*Requirement*
The full listing, excluding its pictures, should be printed exactly as it stands.

─── Source data

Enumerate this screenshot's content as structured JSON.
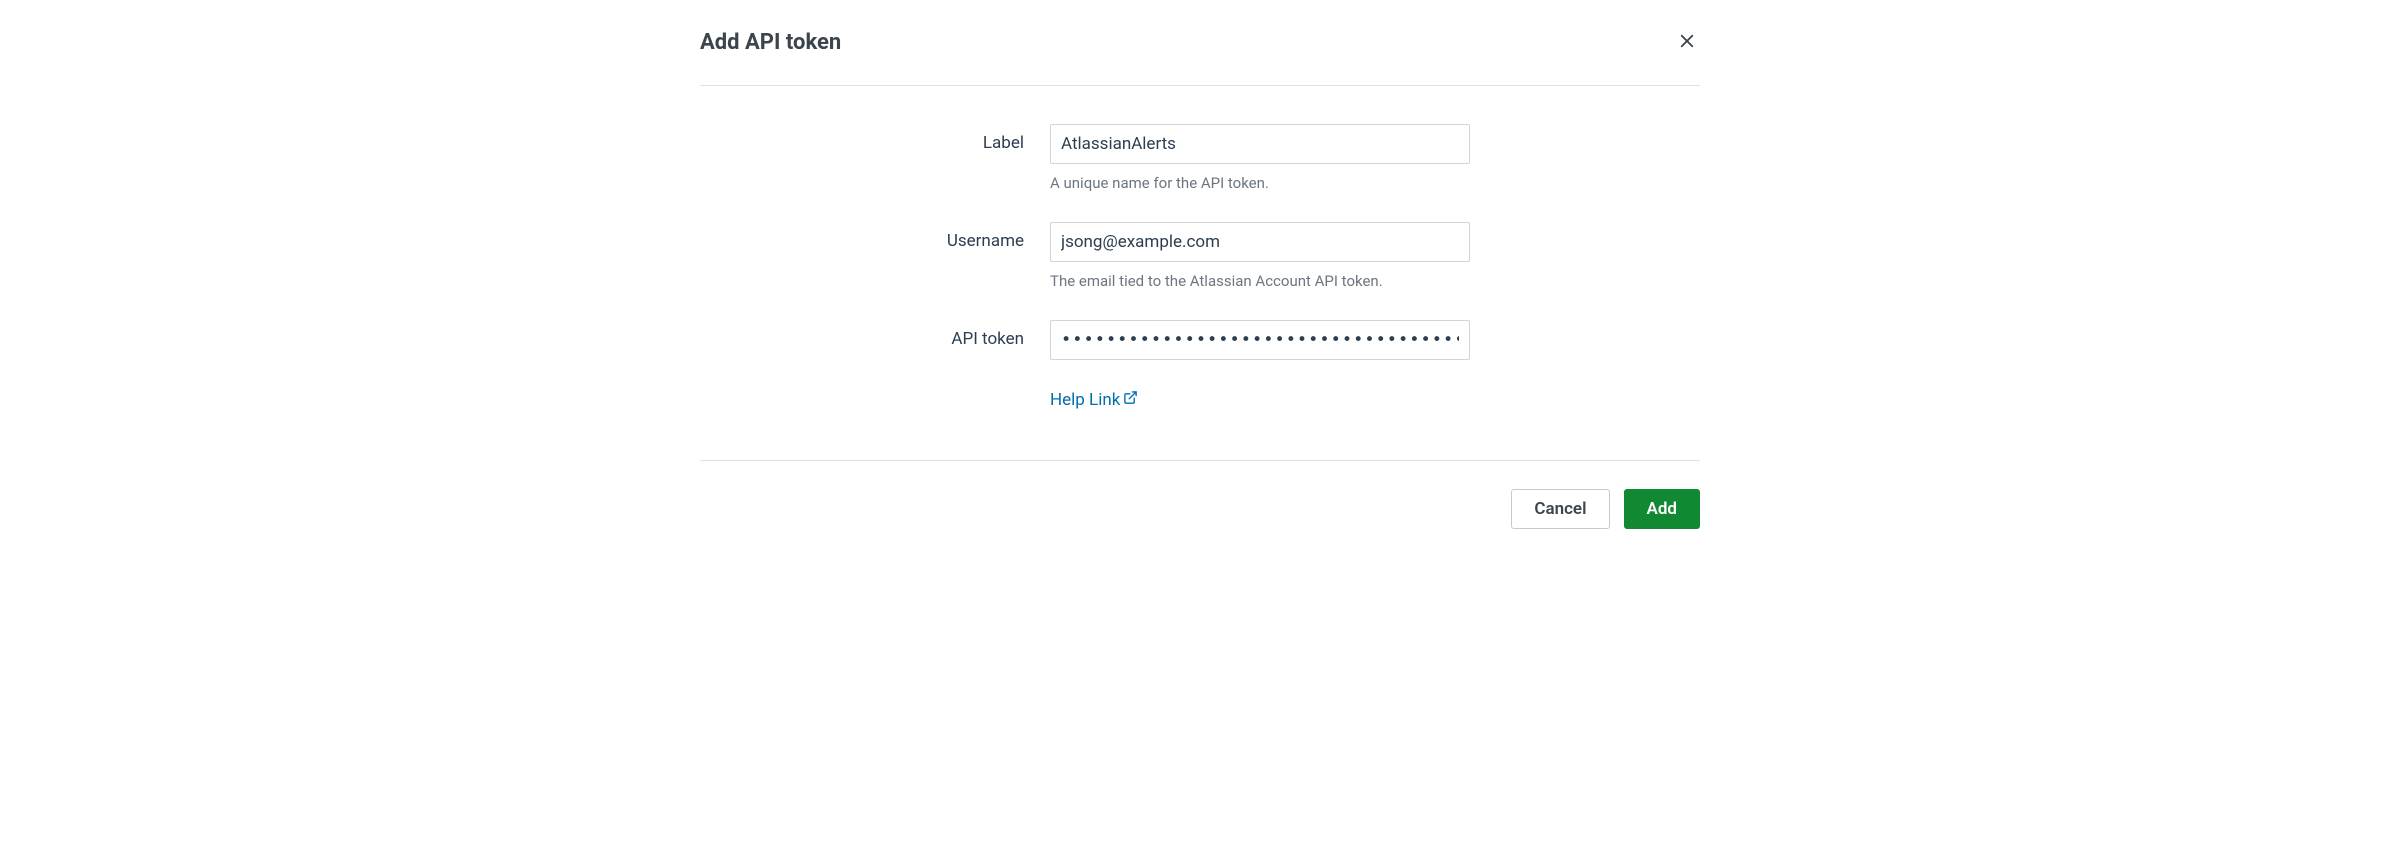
{
  "dialog": {
    "title": "Add API token",
    "labelField": {
      "label": "Label",
      "value": "AtlassianAlerts",
      "help": "A unique name for the API token."
    },
    "usernameField": {
      "label": "Username",
      "value": "jsong@example.com",
      "help": "The email tied to the Atlassian Account API token."
    },
    "apiTokenField": {
      "label": "API token",
      "value": "••••••••••••••••••••••••••••••••••••••••••••••••••••••••••••••••"
    },
    "helpLink": {
      "text": "Help Link"
    },
    "buttons": {
      "cancel": "Cancel",
      "add": "Add"
    }
  }
}
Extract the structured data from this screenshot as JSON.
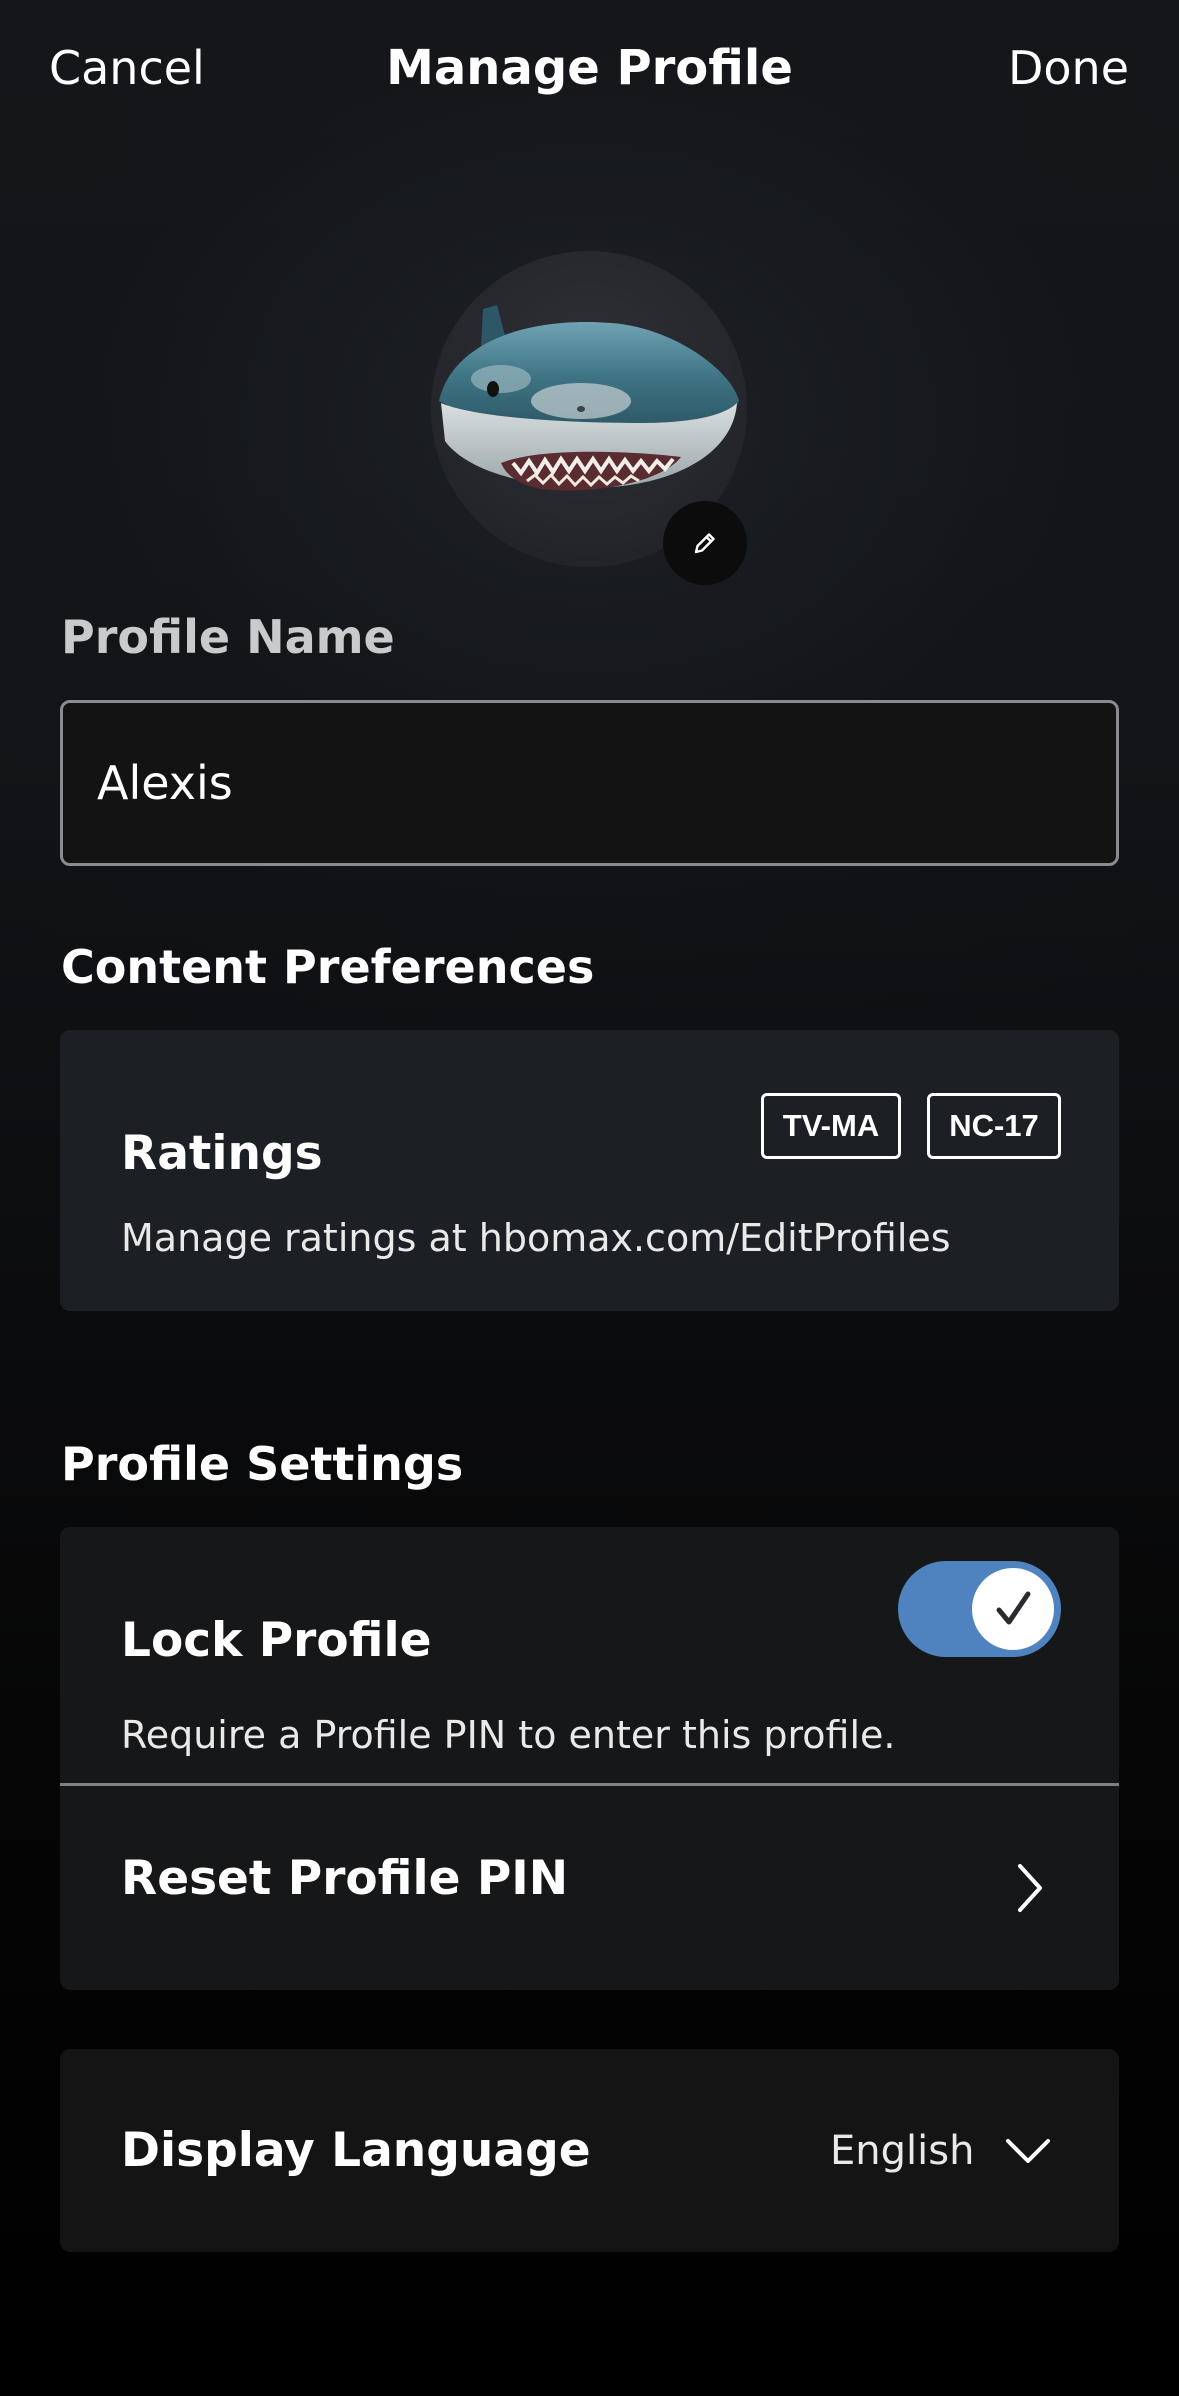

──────

*Expected output*
Enumerate this screenshot's content as structured JSON.
{
  "dialog": {
    "title": "Add API token",
    "labelField": {
      "label": "Label",
      "value": "AtlassianAlerts",
      "help": "A unique name for the API token."
    },
    "usernameField": {
      "label": "Username",
      "value": "jsong@example.com",
      "help": "The email tied to the Atlassian Account API token."
    },
    "apiTokenField": {
      "label": "API token",
      "value": "••••••••••••••••••••••••••••••••••••••••••••••••••••••••••••••••"
    },
    "helpLink": {
      "text": "Help Link"
    },
    "buttons": {
      "cancel": "Cancel",
      "add": "Add"
    }
  }
}
Extract the structured data from this screenshot as JSON.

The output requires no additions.